* Records excerpted from a collection
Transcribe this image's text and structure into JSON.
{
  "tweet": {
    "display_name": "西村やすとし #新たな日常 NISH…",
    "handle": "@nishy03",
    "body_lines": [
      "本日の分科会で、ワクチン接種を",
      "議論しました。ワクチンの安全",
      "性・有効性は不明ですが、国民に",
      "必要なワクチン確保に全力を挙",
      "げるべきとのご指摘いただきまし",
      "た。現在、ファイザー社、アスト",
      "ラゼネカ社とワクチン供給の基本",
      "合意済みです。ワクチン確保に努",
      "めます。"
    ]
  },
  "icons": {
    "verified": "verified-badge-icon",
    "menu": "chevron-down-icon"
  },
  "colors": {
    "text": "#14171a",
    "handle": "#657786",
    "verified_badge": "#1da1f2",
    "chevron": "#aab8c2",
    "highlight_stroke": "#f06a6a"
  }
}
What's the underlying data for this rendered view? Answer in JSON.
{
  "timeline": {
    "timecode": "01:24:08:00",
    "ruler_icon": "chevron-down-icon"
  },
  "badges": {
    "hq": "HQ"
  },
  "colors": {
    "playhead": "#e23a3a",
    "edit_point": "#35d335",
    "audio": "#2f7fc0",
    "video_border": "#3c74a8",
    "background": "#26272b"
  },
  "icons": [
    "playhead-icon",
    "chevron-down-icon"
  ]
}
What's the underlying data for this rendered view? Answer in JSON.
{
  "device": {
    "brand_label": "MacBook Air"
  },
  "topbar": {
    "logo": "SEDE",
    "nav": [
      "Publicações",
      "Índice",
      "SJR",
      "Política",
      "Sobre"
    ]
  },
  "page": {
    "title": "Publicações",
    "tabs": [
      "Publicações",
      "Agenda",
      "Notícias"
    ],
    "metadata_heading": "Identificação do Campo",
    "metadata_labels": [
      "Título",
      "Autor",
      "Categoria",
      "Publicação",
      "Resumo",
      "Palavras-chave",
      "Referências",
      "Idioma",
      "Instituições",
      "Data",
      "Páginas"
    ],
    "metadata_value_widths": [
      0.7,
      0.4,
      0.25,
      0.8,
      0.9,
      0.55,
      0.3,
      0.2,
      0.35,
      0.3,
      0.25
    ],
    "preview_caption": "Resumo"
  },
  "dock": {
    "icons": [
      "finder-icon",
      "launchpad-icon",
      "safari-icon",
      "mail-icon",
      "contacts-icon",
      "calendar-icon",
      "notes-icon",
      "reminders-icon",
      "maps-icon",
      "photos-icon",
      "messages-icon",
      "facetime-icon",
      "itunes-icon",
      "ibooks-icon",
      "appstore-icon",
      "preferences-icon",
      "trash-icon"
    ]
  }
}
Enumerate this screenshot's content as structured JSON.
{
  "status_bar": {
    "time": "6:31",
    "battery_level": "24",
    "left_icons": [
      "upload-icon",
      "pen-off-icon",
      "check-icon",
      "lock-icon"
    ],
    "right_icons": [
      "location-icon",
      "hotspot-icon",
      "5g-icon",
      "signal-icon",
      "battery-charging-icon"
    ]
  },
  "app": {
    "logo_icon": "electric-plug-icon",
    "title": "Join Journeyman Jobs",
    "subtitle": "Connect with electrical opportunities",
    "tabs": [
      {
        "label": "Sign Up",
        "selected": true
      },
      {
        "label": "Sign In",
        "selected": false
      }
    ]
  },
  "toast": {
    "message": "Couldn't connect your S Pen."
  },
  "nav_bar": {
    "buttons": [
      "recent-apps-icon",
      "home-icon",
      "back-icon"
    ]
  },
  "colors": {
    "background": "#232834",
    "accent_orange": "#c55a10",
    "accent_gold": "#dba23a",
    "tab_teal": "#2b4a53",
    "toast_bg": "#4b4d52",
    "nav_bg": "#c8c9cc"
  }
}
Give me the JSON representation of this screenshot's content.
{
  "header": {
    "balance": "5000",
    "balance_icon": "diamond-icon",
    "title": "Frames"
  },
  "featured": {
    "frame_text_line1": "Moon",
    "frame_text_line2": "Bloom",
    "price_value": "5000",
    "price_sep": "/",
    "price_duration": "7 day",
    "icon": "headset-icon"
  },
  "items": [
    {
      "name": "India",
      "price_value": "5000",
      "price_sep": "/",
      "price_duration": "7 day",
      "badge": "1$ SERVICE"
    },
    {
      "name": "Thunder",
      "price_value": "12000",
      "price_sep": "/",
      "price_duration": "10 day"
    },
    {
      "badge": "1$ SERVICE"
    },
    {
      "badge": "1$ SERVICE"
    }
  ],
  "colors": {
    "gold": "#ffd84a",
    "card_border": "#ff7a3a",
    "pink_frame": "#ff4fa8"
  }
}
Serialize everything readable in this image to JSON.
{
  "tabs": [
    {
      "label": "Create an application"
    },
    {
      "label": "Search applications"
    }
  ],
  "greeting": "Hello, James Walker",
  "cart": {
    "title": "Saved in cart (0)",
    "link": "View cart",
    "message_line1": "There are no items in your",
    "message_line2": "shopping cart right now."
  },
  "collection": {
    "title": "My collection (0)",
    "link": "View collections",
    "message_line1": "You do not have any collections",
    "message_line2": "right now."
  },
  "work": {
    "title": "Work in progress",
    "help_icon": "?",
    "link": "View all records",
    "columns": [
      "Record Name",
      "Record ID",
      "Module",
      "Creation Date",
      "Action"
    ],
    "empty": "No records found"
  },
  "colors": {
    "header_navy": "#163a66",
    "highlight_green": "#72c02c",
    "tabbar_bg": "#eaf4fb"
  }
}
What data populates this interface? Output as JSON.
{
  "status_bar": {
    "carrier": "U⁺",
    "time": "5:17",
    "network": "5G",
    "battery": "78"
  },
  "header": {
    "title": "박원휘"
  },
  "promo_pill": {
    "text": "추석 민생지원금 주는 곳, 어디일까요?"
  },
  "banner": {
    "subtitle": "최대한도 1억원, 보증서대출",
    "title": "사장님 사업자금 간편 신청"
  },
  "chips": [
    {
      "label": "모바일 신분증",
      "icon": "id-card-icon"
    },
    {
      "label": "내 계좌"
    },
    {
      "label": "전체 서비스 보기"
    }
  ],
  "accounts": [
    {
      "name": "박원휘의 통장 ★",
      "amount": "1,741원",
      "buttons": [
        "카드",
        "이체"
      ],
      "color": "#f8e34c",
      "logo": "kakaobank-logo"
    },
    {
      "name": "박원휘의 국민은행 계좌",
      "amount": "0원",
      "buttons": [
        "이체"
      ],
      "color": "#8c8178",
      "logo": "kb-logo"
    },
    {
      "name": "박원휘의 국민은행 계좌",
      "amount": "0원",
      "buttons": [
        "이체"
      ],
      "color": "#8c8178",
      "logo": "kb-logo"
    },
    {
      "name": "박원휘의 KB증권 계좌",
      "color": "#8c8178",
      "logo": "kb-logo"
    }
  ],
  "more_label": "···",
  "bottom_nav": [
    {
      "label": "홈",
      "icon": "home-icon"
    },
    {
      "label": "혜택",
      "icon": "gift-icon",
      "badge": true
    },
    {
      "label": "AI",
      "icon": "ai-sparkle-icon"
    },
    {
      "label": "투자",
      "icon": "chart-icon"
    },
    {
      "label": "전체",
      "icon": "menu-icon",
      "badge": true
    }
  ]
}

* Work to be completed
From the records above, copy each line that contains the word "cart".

* Response to this task
  "cart": {
    "title": "Saved in cart (0)",
    "link": "View cart",
    "message_line2": "shopping cart right now."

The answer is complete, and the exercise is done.